Background and objective: Inhaled corticosteroids are used to treat COPD and asthma. An association between sequence variants in the corticotrophin-releasing hormone receptor 1 (CRHR1) gene and improved lung function in asthmatics treated with inhaled corticosteroids was reported recently. This study investigated the association between the change in lung function in response to inhaled corticosteroids and single-nucleotide CRHR1 polymorphisms in patients with COPD.

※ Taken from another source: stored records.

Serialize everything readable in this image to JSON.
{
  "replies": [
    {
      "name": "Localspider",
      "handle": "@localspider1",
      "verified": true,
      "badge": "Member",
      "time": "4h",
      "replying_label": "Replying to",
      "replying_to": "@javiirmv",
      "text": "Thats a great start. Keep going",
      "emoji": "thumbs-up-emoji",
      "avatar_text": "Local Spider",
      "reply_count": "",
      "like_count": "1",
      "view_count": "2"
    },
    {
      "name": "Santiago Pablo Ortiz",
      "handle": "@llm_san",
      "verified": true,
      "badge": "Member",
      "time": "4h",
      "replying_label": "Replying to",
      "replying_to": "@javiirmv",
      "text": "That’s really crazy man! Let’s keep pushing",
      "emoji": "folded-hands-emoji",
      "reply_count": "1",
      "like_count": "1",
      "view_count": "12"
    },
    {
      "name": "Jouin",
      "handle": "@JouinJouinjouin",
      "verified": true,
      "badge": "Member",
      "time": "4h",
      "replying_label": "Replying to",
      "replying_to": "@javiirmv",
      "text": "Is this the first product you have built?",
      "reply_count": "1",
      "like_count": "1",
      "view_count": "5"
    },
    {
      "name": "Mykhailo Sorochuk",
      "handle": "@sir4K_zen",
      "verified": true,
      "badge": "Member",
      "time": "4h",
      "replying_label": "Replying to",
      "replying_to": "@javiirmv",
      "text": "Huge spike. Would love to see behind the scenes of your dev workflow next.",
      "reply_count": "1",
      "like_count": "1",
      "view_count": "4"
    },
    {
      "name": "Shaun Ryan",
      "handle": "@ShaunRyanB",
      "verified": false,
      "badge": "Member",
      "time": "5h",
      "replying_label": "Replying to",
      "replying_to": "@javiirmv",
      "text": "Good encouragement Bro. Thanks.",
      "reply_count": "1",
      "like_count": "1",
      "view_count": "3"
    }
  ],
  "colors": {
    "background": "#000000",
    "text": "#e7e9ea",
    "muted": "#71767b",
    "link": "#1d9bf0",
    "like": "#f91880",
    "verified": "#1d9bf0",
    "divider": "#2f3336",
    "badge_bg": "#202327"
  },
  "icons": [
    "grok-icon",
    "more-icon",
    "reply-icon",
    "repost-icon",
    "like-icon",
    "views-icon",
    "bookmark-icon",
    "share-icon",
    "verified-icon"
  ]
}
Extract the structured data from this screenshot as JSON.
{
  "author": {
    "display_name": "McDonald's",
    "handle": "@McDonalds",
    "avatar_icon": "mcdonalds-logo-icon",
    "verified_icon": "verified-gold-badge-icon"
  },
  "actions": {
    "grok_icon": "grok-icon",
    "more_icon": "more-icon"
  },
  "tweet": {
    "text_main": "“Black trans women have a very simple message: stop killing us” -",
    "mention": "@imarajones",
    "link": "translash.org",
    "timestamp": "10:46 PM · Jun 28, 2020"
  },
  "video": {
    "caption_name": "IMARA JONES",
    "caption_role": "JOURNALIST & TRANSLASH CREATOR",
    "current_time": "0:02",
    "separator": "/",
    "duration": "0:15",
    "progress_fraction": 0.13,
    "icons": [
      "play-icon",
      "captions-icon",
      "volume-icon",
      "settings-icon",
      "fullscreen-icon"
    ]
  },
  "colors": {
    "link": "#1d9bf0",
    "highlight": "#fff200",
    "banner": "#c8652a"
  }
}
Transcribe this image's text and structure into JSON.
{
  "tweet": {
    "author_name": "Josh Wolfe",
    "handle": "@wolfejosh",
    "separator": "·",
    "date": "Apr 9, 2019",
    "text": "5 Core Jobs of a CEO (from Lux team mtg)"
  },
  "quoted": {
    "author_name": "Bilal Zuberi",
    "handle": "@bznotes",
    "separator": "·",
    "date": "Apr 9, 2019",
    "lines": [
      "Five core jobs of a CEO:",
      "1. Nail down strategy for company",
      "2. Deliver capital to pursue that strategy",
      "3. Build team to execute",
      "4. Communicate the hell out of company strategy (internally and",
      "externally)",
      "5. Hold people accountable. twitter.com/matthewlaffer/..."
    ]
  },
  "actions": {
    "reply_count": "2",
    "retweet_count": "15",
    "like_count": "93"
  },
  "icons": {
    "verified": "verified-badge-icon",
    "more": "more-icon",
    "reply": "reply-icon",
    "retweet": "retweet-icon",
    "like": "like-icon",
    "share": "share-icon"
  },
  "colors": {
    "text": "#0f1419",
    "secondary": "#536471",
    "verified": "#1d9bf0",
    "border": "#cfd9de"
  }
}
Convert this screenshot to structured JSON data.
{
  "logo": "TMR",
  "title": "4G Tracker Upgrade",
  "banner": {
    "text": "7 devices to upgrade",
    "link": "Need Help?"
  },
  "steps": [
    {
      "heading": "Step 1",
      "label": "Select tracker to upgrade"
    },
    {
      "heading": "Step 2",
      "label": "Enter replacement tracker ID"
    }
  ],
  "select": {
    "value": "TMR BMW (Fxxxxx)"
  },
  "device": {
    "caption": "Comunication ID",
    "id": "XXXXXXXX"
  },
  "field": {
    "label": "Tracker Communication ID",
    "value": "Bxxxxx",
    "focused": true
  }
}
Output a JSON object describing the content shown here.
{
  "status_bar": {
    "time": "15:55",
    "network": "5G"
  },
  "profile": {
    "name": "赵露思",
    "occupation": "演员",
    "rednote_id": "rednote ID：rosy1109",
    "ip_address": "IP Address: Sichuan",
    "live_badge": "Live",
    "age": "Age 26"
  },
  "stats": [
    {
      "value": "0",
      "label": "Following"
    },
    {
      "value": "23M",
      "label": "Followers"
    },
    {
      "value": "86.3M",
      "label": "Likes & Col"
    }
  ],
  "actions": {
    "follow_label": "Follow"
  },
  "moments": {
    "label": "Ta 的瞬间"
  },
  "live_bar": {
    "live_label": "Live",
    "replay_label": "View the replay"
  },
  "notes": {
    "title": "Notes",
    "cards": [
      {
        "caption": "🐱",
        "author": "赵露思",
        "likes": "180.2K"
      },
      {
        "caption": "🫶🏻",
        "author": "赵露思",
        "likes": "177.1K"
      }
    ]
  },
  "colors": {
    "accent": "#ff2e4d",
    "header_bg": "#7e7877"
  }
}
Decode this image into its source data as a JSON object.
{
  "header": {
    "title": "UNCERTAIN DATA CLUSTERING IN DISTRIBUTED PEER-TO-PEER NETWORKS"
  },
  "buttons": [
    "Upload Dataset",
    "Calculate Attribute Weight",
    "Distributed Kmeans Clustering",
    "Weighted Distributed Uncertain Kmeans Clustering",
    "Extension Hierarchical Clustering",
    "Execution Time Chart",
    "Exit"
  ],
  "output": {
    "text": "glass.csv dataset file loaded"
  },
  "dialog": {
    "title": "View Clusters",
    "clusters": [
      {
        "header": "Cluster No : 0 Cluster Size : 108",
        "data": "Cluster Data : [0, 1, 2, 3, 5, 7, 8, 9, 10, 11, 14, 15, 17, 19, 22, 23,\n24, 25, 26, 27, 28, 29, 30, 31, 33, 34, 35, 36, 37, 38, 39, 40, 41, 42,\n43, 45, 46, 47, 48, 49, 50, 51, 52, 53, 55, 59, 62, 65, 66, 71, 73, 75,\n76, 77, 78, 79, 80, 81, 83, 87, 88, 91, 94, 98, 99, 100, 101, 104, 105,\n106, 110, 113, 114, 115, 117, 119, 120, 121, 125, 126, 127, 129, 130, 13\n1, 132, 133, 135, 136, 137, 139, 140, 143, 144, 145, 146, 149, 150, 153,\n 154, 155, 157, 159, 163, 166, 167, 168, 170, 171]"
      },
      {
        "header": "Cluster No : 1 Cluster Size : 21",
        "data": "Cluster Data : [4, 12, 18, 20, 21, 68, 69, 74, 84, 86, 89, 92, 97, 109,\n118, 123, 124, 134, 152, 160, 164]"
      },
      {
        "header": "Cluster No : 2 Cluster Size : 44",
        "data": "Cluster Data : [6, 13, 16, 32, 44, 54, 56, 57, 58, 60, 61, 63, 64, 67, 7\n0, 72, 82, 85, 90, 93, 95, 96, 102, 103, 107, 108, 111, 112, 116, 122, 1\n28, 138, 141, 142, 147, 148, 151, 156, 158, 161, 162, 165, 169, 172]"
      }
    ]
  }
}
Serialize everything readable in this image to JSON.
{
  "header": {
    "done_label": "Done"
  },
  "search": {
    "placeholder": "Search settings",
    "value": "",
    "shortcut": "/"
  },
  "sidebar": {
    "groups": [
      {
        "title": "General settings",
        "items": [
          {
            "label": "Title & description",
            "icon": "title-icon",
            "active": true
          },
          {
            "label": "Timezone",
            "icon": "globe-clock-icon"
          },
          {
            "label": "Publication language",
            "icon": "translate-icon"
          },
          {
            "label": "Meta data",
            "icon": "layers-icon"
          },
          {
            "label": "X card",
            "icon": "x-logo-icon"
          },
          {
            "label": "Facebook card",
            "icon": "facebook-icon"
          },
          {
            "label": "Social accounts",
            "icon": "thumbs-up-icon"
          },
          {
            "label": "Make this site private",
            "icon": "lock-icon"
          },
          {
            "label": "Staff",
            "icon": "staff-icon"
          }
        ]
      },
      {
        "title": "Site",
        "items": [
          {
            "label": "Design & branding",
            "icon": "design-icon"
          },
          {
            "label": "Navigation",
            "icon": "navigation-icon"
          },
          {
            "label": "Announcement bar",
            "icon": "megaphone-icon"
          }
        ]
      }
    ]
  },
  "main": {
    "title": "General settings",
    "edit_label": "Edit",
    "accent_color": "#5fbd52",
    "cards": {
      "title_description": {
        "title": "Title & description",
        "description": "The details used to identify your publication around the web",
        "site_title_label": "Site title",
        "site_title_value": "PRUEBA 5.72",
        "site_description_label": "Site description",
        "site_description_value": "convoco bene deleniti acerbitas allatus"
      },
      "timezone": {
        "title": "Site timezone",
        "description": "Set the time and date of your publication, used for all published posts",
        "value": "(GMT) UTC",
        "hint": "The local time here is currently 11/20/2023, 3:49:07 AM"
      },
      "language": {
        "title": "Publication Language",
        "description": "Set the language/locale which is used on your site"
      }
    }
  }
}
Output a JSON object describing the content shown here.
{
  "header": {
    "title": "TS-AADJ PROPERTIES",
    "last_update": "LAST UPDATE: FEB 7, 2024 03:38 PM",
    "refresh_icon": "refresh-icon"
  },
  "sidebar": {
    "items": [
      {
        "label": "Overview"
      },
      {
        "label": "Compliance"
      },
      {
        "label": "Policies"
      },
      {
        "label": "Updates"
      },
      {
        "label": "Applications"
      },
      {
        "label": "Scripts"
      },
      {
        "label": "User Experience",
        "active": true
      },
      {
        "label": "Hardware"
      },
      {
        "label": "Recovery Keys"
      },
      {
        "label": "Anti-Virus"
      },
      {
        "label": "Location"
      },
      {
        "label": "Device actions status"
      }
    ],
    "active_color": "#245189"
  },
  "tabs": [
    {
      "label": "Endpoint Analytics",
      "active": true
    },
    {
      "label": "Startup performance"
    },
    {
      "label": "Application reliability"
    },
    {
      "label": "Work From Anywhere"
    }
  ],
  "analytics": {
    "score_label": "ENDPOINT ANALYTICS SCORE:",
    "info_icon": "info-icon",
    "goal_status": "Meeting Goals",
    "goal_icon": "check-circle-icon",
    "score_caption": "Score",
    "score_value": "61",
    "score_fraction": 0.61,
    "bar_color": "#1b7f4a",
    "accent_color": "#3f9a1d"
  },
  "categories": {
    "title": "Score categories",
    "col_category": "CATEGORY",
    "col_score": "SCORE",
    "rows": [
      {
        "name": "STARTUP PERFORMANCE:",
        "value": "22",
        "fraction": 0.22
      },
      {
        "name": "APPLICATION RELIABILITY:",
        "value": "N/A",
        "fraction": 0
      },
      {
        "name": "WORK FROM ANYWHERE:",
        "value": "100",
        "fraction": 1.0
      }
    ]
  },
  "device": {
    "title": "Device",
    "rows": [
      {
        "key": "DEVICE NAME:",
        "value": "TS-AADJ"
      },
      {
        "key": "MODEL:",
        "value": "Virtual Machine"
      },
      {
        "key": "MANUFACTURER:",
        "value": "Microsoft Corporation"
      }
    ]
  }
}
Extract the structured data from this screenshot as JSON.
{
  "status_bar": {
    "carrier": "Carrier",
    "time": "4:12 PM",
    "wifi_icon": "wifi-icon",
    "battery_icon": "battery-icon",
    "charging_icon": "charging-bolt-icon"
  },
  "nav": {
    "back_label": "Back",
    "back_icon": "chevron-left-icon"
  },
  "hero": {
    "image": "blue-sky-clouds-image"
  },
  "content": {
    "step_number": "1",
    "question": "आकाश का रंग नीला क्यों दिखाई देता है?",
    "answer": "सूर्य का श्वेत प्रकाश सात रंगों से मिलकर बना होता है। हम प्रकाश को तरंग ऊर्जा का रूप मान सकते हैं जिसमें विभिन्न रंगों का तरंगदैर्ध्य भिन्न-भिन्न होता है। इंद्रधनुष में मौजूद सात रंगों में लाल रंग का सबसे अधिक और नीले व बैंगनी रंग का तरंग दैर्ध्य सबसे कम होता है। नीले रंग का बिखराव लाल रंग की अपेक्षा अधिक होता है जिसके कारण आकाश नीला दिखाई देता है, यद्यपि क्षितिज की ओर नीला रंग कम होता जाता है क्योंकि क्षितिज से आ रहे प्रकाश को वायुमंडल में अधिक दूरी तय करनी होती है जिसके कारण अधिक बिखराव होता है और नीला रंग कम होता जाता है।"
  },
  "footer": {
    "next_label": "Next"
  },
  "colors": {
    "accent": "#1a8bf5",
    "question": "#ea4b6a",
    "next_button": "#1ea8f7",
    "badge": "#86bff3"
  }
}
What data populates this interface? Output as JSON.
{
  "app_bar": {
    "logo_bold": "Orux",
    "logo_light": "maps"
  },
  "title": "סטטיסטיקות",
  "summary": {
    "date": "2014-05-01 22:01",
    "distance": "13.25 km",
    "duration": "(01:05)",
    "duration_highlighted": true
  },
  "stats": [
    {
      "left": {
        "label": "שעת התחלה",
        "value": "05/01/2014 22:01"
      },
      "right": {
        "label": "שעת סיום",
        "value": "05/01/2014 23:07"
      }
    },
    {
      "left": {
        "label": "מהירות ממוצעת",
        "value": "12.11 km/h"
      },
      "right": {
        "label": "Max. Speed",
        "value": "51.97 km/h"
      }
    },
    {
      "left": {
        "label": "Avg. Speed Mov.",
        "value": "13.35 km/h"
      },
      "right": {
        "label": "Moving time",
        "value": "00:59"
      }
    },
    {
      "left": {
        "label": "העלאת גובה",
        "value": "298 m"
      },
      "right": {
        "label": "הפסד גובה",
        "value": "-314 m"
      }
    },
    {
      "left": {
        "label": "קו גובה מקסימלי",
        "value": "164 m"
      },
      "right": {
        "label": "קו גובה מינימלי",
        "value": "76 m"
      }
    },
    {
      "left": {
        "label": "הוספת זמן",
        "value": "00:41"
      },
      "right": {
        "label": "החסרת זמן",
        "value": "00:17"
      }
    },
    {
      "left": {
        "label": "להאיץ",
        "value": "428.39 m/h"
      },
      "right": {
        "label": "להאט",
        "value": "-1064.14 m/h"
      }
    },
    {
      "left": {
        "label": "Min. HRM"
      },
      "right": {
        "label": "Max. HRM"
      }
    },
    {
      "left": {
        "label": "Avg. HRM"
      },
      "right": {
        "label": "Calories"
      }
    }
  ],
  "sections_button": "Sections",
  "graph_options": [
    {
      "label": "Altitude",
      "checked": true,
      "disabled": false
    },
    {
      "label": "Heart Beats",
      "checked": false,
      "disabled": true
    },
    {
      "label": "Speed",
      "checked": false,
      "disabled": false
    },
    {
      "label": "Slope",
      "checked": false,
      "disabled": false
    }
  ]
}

Methods: COPD patients (n = 87) with a positive smoking history were recruited from the pulmonary clinics of 11 hospitals in Korea. Patients were treated with fluticasone propionate and salmeterol for 12 weeks and lung function was measured at baseline and after the 12-week treatment. Eighty-four of the 87 subjects were successfully genotyped.
Results: Seventy-one patients with the wild-type GG genotype and 13 patients with the heterozygous GT genotype in rs242 941 were evaluated. After 12-week treatment, the change in FEV(1) was significantly higher in patients with wild-type GG genotype (6.0 +/- 0.8% of predicted FEV(1)) than in GT heterozygotes (-0.8 +/- 1.8, P = 0.003).
Conclusions: Improved FEV(1) following inhaled corticosteroid and a long-acting beta2-agonist was associated with CRHR1 genetic polymorphism in patients with COPD.